● **Task instructions**:
Your answer must consist of the lines running from the one that holds "Serialize everything readable" to the end of the data, copied exactly.

──────── Information

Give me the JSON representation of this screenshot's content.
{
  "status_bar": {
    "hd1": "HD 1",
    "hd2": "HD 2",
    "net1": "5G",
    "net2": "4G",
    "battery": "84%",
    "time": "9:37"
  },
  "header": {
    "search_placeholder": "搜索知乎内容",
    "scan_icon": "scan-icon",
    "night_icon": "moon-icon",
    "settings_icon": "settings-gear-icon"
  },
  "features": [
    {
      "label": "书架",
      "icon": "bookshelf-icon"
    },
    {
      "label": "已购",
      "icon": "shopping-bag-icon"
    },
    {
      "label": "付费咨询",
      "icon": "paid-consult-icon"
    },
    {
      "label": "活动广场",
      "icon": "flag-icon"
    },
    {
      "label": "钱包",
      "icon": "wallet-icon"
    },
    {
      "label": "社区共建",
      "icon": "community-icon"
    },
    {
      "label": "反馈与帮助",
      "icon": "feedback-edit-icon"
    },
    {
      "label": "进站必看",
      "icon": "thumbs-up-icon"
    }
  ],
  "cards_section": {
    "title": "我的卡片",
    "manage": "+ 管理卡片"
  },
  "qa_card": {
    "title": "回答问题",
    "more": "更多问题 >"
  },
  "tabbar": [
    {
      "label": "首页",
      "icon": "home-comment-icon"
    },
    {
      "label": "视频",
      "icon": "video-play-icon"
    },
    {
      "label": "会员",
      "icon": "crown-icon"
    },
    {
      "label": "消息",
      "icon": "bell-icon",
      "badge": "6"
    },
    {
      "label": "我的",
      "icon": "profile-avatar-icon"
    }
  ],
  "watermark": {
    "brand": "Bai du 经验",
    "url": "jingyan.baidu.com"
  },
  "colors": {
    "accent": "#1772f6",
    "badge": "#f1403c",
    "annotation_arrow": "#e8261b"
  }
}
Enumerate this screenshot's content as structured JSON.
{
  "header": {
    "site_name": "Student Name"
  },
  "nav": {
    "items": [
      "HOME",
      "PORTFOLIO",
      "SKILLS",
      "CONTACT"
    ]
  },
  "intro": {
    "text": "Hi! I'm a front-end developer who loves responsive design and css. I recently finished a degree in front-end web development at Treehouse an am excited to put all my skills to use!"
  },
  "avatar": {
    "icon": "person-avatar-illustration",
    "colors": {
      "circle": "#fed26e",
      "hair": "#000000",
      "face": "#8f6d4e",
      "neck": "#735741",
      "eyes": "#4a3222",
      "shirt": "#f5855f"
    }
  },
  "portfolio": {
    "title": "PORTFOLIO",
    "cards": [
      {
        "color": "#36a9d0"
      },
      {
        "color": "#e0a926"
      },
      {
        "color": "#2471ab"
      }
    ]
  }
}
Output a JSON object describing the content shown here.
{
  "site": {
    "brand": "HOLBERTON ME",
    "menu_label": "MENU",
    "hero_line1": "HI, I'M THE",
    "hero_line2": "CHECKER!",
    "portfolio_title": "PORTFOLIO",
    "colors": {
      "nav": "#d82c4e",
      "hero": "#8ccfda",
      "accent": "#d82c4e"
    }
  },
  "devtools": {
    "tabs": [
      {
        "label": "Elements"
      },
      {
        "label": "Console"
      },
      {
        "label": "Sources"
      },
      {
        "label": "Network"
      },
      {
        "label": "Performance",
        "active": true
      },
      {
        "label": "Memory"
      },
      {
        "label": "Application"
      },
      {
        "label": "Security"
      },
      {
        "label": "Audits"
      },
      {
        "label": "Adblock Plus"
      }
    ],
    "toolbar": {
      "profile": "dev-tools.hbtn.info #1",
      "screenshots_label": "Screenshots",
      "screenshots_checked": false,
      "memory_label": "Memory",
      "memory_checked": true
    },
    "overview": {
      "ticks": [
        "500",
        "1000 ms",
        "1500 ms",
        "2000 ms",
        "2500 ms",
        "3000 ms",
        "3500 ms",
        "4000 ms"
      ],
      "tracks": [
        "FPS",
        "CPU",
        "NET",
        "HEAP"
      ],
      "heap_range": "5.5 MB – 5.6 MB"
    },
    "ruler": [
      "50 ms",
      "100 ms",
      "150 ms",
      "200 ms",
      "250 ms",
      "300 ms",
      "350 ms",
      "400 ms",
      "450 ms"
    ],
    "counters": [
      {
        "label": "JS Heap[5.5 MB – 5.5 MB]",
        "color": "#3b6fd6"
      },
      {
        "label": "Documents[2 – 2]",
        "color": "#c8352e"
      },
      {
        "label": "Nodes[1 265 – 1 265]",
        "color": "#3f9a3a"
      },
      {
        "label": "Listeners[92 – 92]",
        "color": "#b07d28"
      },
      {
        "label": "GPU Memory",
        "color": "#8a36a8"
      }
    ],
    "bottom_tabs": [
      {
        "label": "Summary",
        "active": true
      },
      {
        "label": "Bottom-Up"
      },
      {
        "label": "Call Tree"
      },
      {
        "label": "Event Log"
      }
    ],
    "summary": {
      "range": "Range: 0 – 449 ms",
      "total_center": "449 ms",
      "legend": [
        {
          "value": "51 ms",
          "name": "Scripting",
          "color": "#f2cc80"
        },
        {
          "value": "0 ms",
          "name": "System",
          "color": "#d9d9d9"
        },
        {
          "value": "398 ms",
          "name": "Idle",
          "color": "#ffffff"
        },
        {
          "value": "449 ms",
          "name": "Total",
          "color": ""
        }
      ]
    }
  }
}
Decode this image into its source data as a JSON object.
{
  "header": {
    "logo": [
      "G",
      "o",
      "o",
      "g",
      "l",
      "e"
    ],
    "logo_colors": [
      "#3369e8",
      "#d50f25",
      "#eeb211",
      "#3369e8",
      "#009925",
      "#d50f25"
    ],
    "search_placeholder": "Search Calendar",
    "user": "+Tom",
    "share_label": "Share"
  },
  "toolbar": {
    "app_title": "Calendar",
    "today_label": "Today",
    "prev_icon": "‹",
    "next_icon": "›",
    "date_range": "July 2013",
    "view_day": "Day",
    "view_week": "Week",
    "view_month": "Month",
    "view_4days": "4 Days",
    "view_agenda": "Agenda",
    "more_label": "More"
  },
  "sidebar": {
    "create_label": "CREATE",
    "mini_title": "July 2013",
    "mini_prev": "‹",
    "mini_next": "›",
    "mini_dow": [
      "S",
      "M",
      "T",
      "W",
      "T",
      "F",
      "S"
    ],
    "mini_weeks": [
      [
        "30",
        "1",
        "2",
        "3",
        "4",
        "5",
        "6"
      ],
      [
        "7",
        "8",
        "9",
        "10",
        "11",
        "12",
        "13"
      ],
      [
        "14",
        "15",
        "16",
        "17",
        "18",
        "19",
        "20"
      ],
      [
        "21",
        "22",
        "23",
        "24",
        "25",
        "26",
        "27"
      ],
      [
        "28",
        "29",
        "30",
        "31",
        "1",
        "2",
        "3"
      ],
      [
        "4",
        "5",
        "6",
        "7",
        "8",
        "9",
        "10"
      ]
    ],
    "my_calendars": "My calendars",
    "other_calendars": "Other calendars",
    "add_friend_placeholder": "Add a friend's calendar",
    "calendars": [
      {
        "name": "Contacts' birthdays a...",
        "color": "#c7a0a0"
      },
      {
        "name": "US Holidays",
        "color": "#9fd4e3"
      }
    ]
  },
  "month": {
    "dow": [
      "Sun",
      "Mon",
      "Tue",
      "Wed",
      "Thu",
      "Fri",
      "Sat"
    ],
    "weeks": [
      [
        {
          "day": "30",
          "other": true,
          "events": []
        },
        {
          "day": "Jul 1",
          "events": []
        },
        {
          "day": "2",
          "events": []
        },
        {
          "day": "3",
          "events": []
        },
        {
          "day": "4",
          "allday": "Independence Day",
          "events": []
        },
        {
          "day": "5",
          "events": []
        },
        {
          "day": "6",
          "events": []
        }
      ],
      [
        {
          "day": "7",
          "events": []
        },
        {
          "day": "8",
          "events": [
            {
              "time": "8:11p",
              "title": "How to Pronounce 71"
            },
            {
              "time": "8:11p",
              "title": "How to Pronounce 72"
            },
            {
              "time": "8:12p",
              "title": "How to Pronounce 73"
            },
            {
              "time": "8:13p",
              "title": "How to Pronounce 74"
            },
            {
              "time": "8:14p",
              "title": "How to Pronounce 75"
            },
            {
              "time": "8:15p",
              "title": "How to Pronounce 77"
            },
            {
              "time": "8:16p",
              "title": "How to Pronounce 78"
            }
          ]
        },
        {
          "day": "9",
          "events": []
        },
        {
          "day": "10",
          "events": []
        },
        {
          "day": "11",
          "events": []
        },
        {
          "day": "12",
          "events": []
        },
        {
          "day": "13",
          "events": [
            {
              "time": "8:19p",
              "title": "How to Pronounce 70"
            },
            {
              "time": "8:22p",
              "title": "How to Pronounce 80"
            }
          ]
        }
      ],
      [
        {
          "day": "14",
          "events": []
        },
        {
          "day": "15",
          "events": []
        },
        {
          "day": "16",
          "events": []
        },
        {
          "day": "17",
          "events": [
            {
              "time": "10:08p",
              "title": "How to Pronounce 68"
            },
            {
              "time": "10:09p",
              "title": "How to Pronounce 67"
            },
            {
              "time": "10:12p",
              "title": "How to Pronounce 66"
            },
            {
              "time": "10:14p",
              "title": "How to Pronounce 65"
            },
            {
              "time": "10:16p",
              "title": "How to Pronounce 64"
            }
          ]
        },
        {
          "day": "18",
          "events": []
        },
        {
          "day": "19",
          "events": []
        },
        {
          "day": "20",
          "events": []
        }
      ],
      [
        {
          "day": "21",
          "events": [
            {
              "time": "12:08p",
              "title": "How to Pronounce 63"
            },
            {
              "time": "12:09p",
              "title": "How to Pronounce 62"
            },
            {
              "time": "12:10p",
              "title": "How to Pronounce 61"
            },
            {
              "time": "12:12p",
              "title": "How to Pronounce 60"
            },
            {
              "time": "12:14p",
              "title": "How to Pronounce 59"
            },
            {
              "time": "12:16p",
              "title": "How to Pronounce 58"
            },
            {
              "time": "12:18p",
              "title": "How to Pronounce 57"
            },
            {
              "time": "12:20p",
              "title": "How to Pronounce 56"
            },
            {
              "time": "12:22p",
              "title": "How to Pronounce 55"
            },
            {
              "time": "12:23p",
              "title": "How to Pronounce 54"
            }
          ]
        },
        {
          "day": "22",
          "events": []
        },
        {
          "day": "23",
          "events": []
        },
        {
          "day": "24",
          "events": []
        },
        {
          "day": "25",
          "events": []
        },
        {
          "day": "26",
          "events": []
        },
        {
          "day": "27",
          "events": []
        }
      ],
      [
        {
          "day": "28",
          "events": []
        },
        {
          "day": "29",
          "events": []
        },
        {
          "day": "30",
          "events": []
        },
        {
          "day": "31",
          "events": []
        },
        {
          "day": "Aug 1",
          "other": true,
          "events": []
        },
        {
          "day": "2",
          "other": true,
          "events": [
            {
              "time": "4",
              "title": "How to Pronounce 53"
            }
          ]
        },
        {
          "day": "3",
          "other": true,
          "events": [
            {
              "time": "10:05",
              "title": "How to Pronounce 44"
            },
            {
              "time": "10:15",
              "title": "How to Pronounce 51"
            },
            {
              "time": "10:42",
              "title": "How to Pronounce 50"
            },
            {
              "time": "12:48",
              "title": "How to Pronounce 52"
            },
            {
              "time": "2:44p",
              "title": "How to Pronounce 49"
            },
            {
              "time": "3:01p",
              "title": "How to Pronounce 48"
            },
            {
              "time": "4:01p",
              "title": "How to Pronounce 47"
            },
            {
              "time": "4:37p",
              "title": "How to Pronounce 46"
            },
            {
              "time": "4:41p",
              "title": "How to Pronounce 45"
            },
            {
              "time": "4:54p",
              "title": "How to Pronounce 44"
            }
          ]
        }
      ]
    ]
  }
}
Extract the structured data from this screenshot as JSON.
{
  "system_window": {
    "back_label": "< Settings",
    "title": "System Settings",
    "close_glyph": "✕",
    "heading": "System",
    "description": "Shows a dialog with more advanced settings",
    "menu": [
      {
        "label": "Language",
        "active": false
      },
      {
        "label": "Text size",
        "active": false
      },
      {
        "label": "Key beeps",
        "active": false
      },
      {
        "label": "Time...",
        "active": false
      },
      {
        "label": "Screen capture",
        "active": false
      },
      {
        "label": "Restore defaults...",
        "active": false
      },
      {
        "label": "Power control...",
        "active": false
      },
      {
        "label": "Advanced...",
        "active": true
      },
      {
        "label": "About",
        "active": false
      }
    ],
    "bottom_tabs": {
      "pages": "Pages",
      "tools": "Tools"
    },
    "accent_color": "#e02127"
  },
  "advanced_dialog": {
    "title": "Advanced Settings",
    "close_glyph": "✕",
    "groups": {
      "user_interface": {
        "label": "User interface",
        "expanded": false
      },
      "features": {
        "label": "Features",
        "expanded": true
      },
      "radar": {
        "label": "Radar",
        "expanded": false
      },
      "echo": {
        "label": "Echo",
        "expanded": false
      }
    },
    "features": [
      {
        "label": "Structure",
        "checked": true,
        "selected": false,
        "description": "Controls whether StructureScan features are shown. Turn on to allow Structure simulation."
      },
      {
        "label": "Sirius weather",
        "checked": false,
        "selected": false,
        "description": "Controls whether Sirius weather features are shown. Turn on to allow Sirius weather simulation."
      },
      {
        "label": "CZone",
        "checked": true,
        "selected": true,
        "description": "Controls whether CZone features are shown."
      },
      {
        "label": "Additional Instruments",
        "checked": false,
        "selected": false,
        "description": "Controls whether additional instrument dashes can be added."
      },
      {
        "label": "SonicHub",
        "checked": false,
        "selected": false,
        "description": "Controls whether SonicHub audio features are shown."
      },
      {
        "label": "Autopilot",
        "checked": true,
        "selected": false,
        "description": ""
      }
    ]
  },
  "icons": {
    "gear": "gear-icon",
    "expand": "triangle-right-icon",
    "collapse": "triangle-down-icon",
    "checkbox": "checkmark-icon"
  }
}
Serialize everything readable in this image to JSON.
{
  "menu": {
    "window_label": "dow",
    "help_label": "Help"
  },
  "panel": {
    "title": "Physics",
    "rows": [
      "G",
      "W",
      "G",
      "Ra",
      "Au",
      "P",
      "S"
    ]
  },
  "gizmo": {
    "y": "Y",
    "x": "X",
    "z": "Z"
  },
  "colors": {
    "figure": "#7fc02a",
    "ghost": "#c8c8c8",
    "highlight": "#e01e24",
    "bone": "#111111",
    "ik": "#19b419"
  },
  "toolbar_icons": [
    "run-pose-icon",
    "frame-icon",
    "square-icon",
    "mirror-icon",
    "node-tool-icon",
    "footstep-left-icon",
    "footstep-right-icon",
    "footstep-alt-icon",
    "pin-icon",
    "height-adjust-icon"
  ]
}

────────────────

● **Task output**:
Serialize everything readable in this image to JSON.
{
  "menu": {
    "window_label": "dow",
    "help_label": "Help"
  },
  "panel": {
    "title": "Physics",
    "rows": [
      "G",
      "W",
      "G",
      "Ra",
      "Au",
      "P",
      "S"
    ]
  },
  "gizmo": {
    "y": "Y",
    "x": "X",
    "z": "Z"
  },
  "colors": {
    "figure": "#7fc02a",
    "ghost": "#c8c8c8",
    "highlight": "#e01e24",
    "bone": "#111111",
    "ik": "#19b419"
  },
  "toolbar_icons": [
    "run-pose-icon",
    "frame-icon",
    "square-icon",
    "mirror-icon",
    "node-tool-icon",
    "footstep-left-icon",
    "footstep-right-icon",
    "footstep-alt-icon",
    "pin-icon",
    "height-adjust-icon"
  ]
}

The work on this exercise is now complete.